LURCH, noun [This is the same word radically as lurk. The primary sense is to run, start, leap or frisk about, as a man or beast that flies from one tree or other object to another to conceal himself. Hence we see the peculiar applicability of this word in seamen's language.]

In seamen's language, a sudden roll of a ship. A lee-lurch is a sudden roll to the leeward, as when a heavy sea strikes the ship on the weather side.

To leave in the lurch to leave in a difficult situation, or in embarrassment; to leave in a forlorn state or without help.

LURCH, verb intransitive

1. To roll or pass suddenly to one side, as a ship in a heavy sea.

2. To withdraw to one side, or to a private place; to lie in ambush or in secret; to lie close. [For this, lurk is now used.]

3. To shift; to play tricks.

I am fain to shuffle, to hedge and to lurch

LURCH, verb transitive

1. To defeat; to disappoint, that is, to evade; as, to lurch the expectation. [Little used.]

2. To steal; to filch; to pilfer. [Little used.]
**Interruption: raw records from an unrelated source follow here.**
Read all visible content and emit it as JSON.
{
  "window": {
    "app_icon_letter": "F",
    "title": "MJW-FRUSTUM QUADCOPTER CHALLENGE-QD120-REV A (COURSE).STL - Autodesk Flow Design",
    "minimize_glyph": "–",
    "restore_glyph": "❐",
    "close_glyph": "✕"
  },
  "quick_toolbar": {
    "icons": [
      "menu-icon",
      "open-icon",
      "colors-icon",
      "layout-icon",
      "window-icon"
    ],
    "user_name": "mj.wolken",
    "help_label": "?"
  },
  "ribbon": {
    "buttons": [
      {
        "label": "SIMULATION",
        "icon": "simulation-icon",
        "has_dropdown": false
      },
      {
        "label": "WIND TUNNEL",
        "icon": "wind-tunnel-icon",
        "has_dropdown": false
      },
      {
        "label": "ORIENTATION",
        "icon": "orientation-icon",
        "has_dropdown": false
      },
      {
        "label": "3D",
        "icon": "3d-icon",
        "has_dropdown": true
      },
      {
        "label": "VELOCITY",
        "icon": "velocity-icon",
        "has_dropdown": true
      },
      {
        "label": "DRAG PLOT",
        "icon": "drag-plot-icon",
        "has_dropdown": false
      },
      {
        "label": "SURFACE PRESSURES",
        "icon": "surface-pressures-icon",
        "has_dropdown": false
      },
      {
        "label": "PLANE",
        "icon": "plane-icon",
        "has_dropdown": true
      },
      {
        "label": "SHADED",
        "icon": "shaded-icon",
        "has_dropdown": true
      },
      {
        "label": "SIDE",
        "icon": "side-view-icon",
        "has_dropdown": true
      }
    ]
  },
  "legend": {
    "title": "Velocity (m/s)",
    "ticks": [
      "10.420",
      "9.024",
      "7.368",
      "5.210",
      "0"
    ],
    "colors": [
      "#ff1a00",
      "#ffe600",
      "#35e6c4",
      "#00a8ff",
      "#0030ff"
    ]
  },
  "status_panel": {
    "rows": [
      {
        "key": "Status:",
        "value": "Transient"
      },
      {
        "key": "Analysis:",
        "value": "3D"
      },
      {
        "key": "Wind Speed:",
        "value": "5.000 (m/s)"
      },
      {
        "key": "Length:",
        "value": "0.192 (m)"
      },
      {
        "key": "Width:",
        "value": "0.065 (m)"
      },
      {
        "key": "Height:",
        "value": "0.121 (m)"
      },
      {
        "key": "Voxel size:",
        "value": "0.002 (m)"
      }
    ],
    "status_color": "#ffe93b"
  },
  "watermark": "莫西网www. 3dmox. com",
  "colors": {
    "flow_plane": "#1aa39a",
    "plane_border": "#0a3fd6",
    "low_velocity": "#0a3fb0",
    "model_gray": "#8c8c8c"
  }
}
LURCH, verb transitive [Latin lurco, a glutton.] To swallow or eat greedily; to devour. [Not used.]